It’s a great opportunity to share one of my favorite picture books: Red Sings From the Treetops by Joyce Sidman.  It was one of the first books I reviewed on this blog. I said,

“I loved the way this book pulled me into the details.  It reminded me to notice the things that I am often too busy to see.  It was a lovely invitation to see each season as something new to explore.  I can’t recommend it enough.”

We read it along with the sorting activity you see in the photograph and talked about the things we like to do in each season.  We focused on fall since that’s what we can see now.  Sidman’s fall gives way to spring like this,


Green is tired,


crisp around the edges.

Green sighs with relief:

I’ve ruled for so long.

Time for Brown to take over.”

Perhaps more important, to me, than exploring seasons is the opportunity to introduce my daughter to poetry and wonder.  The book Playful Learning is a great resource for parents who want simple activities and crafts to explore the wonder around them–including an activity that has kids observing a tree throughout the seasons.

There are, of course, many many good books about the seasons for kids, and I have a few of my favorites listed here.

Since it’s a favorite of Ladybug’s, I’m also including a video of Caillou’s seasons song.  Enjoy!

See my Parents & Educators page for more Picture Book Preschool posts.

Stories come alive at the MN Children’s Museum

When we walked into the Storyland exhibit at the MN Children’s Museum last Friday evening, my kiddo’s eyes went wide with delight.  The room–which, in all honesty, was smaller than I was expecting–was full of familiar scenes from the pages of children’s books, several of which we have read over and over again.  There, though, it was real.  And it was big.

The first scene to catch her attention was from Chicka Chicka Boom Boom.  Not only is this one of our favorite books to read at home, but also, the huge letters and giant coconut tree are probably the most eye-catching part of the room.

That wasn’t the favorite, though.  She spent the most time in Peter Rabbit’s burrow, which surprised me since I don’t think she has read the story.  Ladybug could have spent the entire time just in that one place.

I can’t imagine she was thinking about sound awareness as she played with letters or about narrative as she put Peter Rabbit to sleep in his bed or made him a tasty pretend dinner.    To her, it was play.  To me, it was early literacy in action.

I am currently reading Mind in the Making: Seven Essential Life Skills Every Child Needs by Ellen Galinsky.  One of those skills is communicating, which includes a lot of information about early literacy, but what has really interested me as I read the book (and I am only about half-way through) is how often storytelling and pretend play have come up as suggestions for cultivating other valuable skills.

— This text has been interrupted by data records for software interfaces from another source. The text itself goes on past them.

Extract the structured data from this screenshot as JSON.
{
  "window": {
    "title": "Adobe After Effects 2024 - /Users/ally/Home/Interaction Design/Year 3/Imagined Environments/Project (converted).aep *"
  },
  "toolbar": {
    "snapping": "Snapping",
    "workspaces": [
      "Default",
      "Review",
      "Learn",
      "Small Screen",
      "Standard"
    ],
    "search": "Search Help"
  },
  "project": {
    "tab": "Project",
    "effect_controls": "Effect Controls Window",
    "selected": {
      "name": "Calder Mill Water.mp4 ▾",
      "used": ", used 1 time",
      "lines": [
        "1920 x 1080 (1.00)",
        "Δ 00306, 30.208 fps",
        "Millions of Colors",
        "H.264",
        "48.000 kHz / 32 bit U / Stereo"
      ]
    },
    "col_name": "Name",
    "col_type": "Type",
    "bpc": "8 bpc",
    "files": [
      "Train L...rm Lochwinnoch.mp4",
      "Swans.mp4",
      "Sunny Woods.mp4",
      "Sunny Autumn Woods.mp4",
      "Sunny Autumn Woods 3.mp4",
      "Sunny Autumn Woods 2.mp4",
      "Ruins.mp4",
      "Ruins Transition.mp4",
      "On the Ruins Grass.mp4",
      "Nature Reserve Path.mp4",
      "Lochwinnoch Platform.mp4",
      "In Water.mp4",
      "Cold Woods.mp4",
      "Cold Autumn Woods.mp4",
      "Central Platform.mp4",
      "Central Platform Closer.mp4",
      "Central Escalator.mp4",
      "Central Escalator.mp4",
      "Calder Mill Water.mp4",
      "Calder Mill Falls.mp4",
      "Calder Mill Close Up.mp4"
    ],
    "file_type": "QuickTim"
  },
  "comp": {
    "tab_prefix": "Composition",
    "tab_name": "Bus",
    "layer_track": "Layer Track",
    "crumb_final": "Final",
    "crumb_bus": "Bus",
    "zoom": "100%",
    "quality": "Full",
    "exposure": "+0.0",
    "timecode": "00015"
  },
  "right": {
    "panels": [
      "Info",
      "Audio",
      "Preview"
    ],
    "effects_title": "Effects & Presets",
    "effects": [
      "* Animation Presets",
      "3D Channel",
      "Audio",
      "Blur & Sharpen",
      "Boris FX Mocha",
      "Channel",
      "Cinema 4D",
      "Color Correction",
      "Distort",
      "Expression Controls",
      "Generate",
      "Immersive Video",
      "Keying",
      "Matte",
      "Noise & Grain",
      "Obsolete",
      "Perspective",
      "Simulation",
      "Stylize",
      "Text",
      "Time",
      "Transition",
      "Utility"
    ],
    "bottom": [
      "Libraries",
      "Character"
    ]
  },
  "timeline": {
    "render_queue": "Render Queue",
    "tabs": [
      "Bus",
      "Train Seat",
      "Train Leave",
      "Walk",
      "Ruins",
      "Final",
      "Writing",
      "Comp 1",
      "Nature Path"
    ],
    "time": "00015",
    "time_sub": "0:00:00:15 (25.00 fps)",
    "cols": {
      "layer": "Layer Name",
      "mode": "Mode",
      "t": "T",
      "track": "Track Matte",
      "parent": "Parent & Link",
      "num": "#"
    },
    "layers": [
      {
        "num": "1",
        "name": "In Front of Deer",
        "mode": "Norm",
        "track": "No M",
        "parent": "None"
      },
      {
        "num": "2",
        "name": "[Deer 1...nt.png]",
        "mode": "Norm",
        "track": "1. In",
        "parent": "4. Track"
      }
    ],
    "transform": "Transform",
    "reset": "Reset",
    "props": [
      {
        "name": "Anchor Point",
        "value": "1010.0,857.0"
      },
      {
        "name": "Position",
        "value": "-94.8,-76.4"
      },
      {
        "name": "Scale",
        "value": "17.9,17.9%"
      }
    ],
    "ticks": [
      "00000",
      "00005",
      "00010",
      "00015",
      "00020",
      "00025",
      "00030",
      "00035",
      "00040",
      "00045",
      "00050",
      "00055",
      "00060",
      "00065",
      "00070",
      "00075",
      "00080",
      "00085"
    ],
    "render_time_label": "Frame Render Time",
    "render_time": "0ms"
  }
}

The pretend play that Ladybug did in the Peter Rabbit part of the exhibit, for example, is a way to promote cognitive flexibility.  She had her thing going on as she pretended to be Peter’s mom, but other kids and parents were also at the exhibit.  They interrupted her narrative or changed it, and it was up to her to deal with these changes.  This skill isn’t necessarily one we think about often as we watch our kids play together, but when our children are adults a high level of cognitive flexibility will help them to adapt to change and understand other people’s perspectives.

Storyland is a great opportunity for both parents and children to see how books are more than just words on paper and literacy is more than just knowing how to read.  It is an opportunity for what Mind in the Making calls “extended discourse,” or taking the conversation beyond the obvious to ask questions about stories or connect stories to our own experiences.

We will definitely be going back to Storyland, since we are members of the MN Children’s Museum, and I think that reading the featured books that we hadn’t yet read will enhance the exhibit even more.

Disclosure: I was not in any way compensated for this post. We received a family membership to the Minnesota Children’s Museum as a gift from my mom.  Books referenced in this post are either personal or library copies.  Amazon links are affiliate links, which means I earn a percentage of any purchases made from the links.